:: Dataset records

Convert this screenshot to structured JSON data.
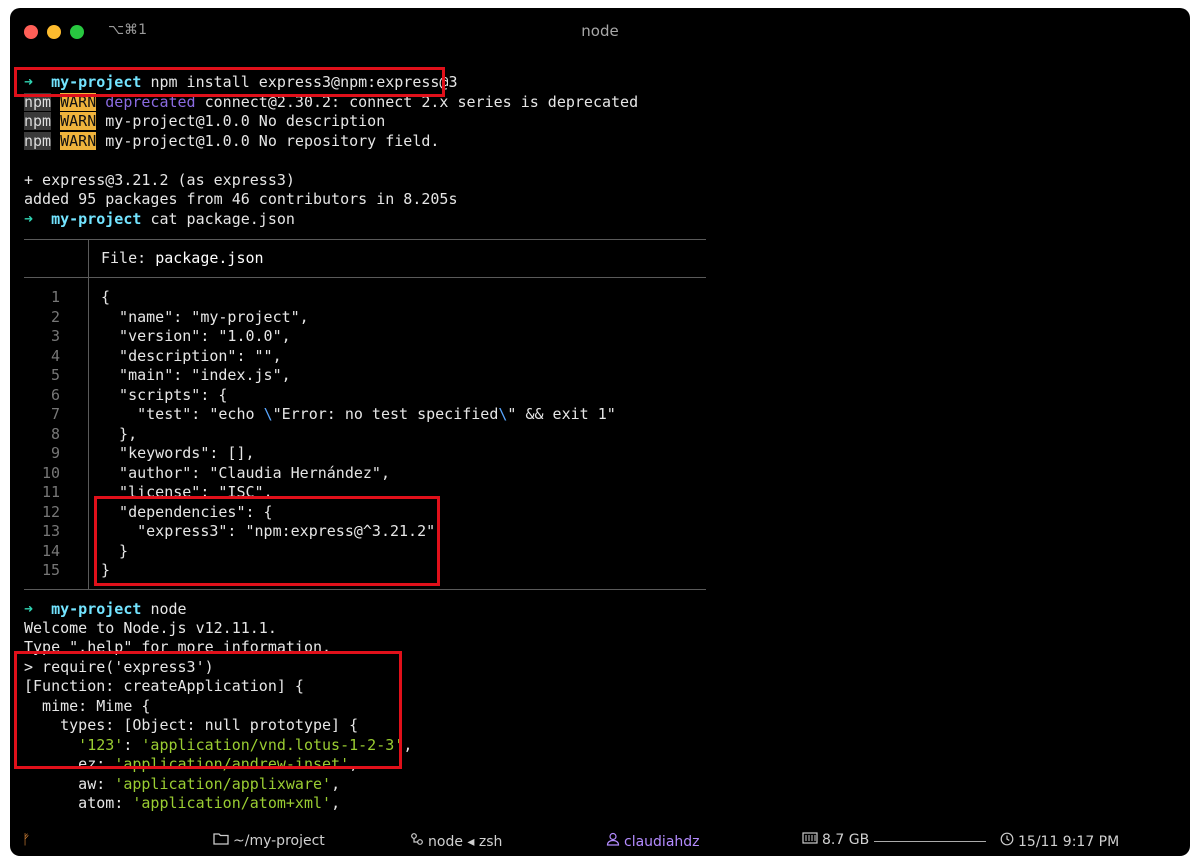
{
  "window": {
    "tab_shortcut": "⌥⌘1",
    "title": "node"
  },
  "terminal": {
    "prompt_arrow": "➜",
    "prompt_dir": "my-project",
    "cmd1": "npm install express3@npm:express@3",
    "warn1": {
      "npm": "npm",
      "warn": "WARN",
      "deprecated": "deprecated",
      "text": " connect@2.30.2: connect 2.x series is deprecated"
    },
    "warn2": {
      "npm": "npm",
      "warn": "WARN",
      "text": " my-project@1.0.0 No description"
    },
    "warn3": {
      "npm": "npm",
      "warn": "WARN",
      "text": " my-project@1.0.0 No repository field."
    },
    "added_pkg": "+ express@3.21.2 (as express3)",
    "added_summary": "added 95 packages from 46 contributors in 8.205s",
    "cmd2": "cat package.json",
    "file_label": "File: ",
    "file_name": "package.json",
    "line_numbers": [
      "1",
      "2",
      "3",
      "4",
      "5",
      "6",
      "7",
      "8",
      "9",
      "10",
      "11",
      "12",
      "13",
      "14",
      "15"
    ],
    "code_lines": [
      "{",
      "  \"name\": \"my-project\",",
      "  \"version\": \"1.0.0\",",
      "  \"description\": \"\",",
      "  \"main\": \"index.js\",",
      "  \"scripts\": {",
      "    \"test\": \"echo ",
      "  },",
      "  \"keywords\": [],",
      "  \"author\": \"Claudia Hernández\",",
      "  \"license\": \"ISC\",",
      "  \"dependencies\": {",
      "    \"express3\": \"npm:express@^3.21.2\"",
      "  }",
      "}"
    ],
    "code_line7": {
      "pre": "    \"test\": \"echo ",
      "esc1": "\\",
      "mid": "\"Error: no test specified",
      "esc2": "\\",
      "post": "\" && exit 1\""
    },
    "cmd3": "node",
    "node_welcome": "Welcome to Node.js v12.11.1.",
    "node_help": "Type \".help\" for more information.",
    "repl_input": "> require('express3')",
    "repl_out1": "[Function: createApplication] {",
    "repl_out2": "  mime: Mime {",
    "repl_out3": "    types: [Object: null prototype] {",
    "repl_out4_key": "      '123'",
    "repl_out4_sep": ": ",
    "repl_out4_val": "'application/vnd.lotus-1-2-3'",
    "repl_out4_end": ",",
    "repl_out5_key": "      ez",
    "repl_out5_val": "'application/andrew-inset'",
    "repl_out6_key": "      aw",
    "repl_out6_val": "'application/applixware'",
    "repl_out7_key": "      atom",
    "repl_out7_val": "'application/atom+xml'"
  },
  "statusbar": {
    "branch_icon": "ᚠ",
    "dir": "~/my-project",
    "process": "node ◂ zsh",
    "user": "claudiahdz",
    "memory": "8.7 GB",
    "time": "15/11 9:17 PM"
  },
  "colors": {
    "highlight": "#e0101a",
    "prompt_arrow": "#2fd3b2",
    "prompt_dir": "#73e4ff",
    "warn_bg": "#f0b43c",
    "string_green": "#9acd32"
  }
}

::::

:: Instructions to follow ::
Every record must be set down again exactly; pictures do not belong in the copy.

:: Answer section ::
Convert this screenshot to structured JSON data.
{
  "window": {
    "tab_shortcut": "⌥⌘1",
    "title": "node"
  },
  "terminal": {
    "prompt_arrow": "➜",
    "prompt_dir": "my-project",
    "cmd1": "npm install express3@npm:express@3",
    "warn1": {
      "npm": "npm",
      "warn": "WARN",
      "deprecated": "deprecated",
      "text": " connect@2.30.2: connect 2.x series is deprecated"
    },
    "warn2": {
      "npm": "npm",
      "warn": "WARN",
      "text": " my-project@1.0.0 No description"
    },
    "warn3": {
      "npm": "npm",
      "warn": "WARN",
      "text": " my-project@1.0.0 No repository field."
    },
    "added_pkg": "+ express@3.21.2 (as express3)",
    "added_summary": "added 95 packages from 46 contributors in 8.205s",
    "cmd2": "cat package.json",
    "file_label": "File: ",
    "file_name": "package.json",
    "line_numbers": [
      "1",
      "2",
      "3",
      "4",
      "5",
      "6",
      "7",
      "8",
      "9",
      "10",
      "11",
      "12",
      "13",
      "14",
      "15"
    ],
    "code_lines": [
      "{",
      "  \"name\": \"my-project\",",
      "  \"version\": \"1.0.0\",",
      "  \"description\": \"\",",
      "  \"main\": \"index.js\",",
      "  \"scripts\": {",
      "    \"test\": \"echo ",
      "  },",
      "  \"keywords\": [],",
      "  \"author\": \"Claudia Hernández\",",
      "  \"license\": \"ISC\",",
      "  \"dependencies\": {",
      "    \"express3\": \"npm:express@^3.21.2\"",
      "  }",
      "}"
    ],
    "code_line7": {
      "pre": "    \"test\": \"echo ",
      "esc1": "\\",
      "mid": "\"Error: no test specified",
      "esc2": "\\",
      "post": "\" && exit 1\""
    },
    "cmd3": "node",
    "node_welcome": "Welcome to Node.js v12.11.1.",
    "node_help": "Type \".help\" for more information.",
    "repl_input": "> require('express3')",
    "repl_out1": "[Function: createApplication] {",
    "repl_out2": "  mime: Mime {",
    "repl_out3": "    types: [Object: null prototype] {",
    "repl_out4_key": "      '123'",
    "repl_out4_sep": ": ",
    "repl_out4_val": "'application/vnd.lotus-1-2-3'",
    "repl_out4_end": ",",
    "repl_out5_key": "      ez",
    "repl_out5_val": "'application/andrew-inset'",
    "repl_out6_key": "      aw",
    "repl_out6_val": "'application/applixware'",
    "repl_out7_key": "      atom",
    "repl_out7_val": "'application/atom+xml'"
  },
  "statusbar": {
    "branch_icon": "ᚠ",
    "dir": "~/my-project",
    "process": "node ◂ zsh",
    "user": "claudiahdz",
    "memory": "8.7 GB",
    "time": "15/11 9:17 PM"
  },
  "colors": {
    "highlight": "#e0101a",
    "prompt_arrow": "#2fd3b2",
    "prompt_dir": "#73e4ff",
    "warn_bg": "#f0b43c",
    "string_green": "#9acd32"
  }
}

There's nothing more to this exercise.